We couldn’t believe we saw this paper ticket. We got off for a brief time and had to grab this before getting back on the turnpike. We’re accustomed to transponders or coins. In the 1990s congestion was so bad in Miami and the Orlando metropolitan area they both went to coin. Now we’re (central Florida) strictly electronic either by transponder or license plate photo.

Research says the turnpike averages 6.7 cents per mile. Service stations (8) are about 45 miles apart and we were stuck in the middle when we needed to jump off thus picking up the paper ticket. Okay – I’m done.

Lunch was on our agenda and we googled top resturants in/near Homestead, FL prior to leaving home. Havana Spice was highly rated.

The cuban bread looks so simple yet is so tasty. We didn’t really need the plantain chips, but, we did. There was nothing left on the plate OR in the basket either.

What else could I order but a cubano sandwich. Easily the best cuban sandwich I’ve had. What made it special??? The roasted pork sandwiched in with the ham, cuban bread and cheese – and then pressed. There was a garlicky aoli that was part of the sandwich – yum.
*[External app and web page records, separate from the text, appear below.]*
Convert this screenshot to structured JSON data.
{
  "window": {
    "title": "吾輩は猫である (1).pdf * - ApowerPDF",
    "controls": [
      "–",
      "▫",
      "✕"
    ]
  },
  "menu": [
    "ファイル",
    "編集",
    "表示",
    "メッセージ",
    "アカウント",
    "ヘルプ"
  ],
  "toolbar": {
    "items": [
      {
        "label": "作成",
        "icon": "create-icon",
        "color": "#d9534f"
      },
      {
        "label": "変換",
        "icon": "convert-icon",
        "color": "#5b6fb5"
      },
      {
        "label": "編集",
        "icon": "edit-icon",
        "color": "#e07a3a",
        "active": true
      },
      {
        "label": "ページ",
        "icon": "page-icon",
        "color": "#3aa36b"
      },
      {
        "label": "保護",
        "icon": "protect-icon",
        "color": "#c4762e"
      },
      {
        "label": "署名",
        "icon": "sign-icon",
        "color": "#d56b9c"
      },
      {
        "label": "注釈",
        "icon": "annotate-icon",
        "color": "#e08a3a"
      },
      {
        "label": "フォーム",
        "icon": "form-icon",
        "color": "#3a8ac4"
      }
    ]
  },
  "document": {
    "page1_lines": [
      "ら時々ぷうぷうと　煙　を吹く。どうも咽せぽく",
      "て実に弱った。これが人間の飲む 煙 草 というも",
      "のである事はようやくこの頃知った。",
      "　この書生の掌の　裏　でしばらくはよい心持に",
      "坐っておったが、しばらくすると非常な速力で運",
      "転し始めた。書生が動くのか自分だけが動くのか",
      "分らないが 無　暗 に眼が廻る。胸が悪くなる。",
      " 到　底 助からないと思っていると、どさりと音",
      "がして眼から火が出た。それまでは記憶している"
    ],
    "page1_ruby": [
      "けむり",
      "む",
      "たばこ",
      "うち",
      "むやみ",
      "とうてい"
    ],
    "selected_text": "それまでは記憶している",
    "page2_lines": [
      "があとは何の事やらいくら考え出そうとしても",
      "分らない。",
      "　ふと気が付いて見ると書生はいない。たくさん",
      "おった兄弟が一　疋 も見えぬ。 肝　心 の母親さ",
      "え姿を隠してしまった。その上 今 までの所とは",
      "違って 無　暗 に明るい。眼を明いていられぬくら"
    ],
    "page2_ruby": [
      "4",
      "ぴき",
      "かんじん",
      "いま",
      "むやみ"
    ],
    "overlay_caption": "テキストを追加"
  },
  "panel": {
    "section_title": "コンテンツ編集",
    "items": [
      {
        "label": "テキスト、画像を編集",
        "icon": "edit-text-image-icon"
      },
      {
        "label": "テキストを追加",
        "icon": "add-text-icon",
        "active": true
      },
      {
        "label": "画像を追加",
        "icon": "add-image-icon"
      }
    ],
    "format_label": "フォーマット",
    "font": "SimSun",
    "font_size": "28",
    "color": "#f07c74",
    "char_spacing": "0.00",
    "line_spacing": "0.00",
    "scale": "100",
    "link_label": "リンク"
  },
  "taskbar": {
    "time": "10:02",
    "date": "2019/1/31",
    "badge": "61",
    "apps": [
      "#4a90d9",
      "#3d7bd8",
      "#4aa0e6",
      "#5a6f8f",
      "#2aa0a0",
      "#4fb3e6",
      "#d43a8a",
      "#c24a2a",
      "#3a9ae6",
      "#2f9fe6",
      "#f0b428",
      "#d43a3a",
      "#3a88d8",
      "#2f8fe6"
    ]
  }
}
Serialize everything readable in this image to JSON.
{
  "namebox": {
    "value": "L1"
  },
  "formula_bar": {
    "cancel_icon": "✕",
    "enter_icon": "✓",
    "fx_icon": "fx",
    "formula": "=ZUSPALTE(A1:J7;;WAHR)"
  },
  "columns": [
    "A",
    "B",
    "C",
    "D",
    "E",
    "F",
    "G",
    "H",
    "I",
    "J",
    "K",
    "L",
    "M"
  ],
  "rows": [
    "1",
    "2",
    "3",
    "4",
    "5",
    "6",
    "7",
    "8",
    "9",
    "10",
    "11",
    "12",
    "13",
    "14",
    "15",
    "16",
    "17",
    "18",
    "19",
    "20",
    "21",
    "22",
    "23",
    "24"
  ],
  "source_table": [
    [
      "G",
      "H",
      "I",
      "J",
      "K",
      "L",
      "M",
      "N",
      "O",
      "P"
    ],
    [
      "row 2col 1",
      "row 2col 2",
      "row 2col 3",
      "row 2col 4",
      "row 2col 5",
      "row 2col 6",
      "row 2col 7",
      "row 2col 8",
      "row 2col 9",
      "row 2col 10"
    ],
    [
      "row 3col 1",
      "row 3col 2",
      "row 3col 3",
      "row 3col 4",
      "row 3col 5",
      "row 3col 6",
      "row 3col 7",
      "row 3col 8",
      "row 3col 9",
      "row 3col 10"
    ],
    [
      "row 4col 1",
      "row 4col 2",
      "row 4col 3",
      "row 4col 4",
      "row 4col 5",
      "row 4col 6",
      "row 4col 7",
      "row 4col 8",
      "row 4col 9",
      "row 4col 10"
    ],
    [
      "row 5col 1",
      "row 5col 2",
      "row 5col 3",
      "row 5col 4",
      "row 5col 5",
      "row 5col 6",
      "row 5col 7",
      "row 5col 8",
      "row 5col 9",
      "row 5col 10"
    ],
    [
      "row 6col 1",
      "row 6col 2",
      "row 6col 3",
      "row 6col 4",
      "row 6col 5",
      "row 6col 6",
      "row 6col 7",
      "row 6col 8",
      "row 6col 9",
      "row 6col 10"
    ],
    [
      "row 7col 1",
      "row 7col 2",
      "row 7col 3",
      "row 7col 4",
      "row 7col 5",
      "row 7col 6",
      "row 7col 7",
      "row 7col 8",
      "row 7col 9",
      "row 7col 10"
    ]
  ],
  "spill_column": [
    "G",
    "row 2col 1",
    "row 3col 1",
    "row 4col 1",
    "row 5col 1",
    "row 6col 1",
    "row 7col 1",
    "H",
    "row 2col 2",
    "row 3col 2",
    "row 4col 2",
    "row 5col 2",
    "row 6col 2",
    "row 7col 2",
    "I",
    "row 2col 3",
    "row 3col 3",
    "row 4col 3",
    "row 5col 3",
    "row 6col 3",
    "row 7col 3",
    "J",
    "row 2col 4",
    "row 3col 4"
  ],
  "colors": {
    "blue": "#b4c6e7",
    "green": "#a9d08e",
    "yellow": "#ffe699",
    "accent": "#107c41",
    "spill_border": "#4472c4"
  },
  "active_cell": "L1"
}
Eric also had pork, but in a different way. He had more of an entre’ with black beans, rice and fried plantains. Both of us had waaaaaaay too much food. If we had been home, there definitely would have been leftovers for another meal.

Don’t think I mentioned the decor – very kitschy. We were lucky enough to sit outside under cover from any of the short-lived passing rain showers.

The car pictured above is part of their charm. There were a number of older cars parked around to give you the ‘Havana’ feel.

This guy watched us eat our delicious lunch.

Dessert?!? This was something we had already planned while still at home. We headed to Robert is Here. It was a short 5 minute drive from Havana Spice.

It is a family institution that has (seriously) grown and expanded since the last time we were in this area – 20+ years ago. Have I mentioned that already? Truly, it was a corner fruit stand where all the locals picked up their fresh groceries and the fruit stand made shakes out of the excess fruit. They still have plenty of fruit and veggies. Here’s a small sampling.

Interesting story about the name ‘Robert is Here’. Google it. And yes, Robert is still working, he’s the one in the dark green shirt.

So you’ve seen a few shots of the fruits, now take a short look at their products. They have row after row after shelf after shelf with their own bottled product. The shot below is a small snippet of their items.

Along the front of the market, they had buckets and buckets of sunflowers. Loved them!

Let’s get to the REAL reason we came – the shakes…….actually we all ended up with smoothies! Ha! The smoothies were sweet enough. I can’t image how sweet the shake would have been. It was a process as you can see on the sign.

Walking to the front of the market, there was a l.o.n.g. line, just to order your desired drinks. I wandered off and heard someone say ‘that’s didn’t take long’. I’m sure that Eric was ready to turn around and keep driving but he had come to the same conclusion just watching the line. We ultimately ended up with three different flavors. Mine was the bright orange cup in the center (mamey sapote). Eric’s was the creamy cup on the left (guanabana) with Adrienne getting a mango smoothie.

Back on the road, we continued south. We expected traffic and we got it. 😦 Luckily we had stretches where 4 lanes existed and we could pick up the pace. Eventually we got to the source of this back-up ……….gawkers checking out a group of boaters on the water. Really people?

Regardless, we made it to our hotel with plenty of time to drop off bags and still head all the way to the bottom before sunset – next post!